The open-mid central rounded vowel, or low-mid central rounded vowel, is a vowel sound, used in some spokenlanguages. The symbol in the International Phonetic Alphabet that represents this sound is ⟨ɞ⟩, and the equivalent X-SAMPA symbol is 3\. The symbol is called closed reversed epsilon. It was added to the IPA in 1993; before that, this vowel was transcribed ⟨ɔ̈⟩.

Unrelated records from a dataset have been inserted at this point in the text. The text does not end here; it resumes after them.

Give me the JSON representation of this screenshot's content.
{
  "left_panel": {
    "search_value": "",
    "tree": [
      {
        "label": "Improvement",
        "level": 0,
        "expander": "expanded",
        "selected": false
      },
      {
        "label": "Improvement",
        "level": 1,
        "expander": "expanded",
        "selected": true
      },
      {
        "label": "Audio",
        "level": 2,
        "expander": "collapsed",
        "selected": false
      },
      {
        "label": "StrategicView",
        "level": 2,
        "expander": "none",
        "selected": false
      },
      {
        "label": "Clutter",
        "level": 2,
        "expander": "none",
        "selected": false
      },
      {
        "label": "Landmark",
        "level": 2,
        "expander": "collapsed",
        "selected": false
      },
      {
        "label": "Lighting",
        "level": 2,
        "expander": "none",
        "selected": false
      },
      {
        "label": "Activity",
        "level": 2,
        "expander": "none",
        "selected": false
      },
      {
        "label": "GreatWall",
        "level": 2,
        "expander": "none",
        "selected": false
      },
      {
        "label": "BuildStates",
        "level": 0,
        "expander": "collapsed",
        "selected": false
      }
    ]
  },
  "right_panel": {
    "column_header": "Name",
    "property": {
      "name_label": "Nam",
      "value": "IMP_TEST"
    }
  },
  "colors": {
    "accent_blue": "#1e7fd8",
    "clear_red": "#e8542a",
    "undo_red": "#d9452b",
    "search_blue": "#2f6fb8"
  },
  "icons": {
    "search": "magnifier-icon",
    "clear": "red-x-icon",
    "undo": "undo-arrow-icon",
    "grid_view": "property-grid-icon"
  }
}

IPA charts were first published with this vowel transcribed as a closed epsilon, ⟨ʚ⟩ (that is, a closed variant of ⟨ɛ⟩, much as the high-mid vowel letter ⟨ɵ⟩ is a closed variant of ⟨e⟩), and this variant made its way into Unicode as U+029AʚLATIN SMALL LETTER CLOSED OPEN E. The IPA charts were later changed to the current closed reversed epsilon ⟨ɞ⟩, and this was adopted into Unicode as U+025EɞLATIN SMALL LETTER CLOSED REVERSED OPEN E.
Allophone of /œy/ in words with Accent 2. May be slightly diphthongal [ɞɵ] itself. It contrasts with the near-open [ɐ̹ː] in words with Accent 2 ([ɐ̹ː] itself is always toneless). It may be transcribed in IPA with ⟨œː⟩, as it is a phonological front vowel.
^McDonough, Ladefoged & George (1993). The authors gave a narrow transcription of [ɵ], though at the time the IPA had only this one symbol for a mid central rounded vowel, and it is clear from the discussion and formant charts that this vowel a centralized open-mid vowel.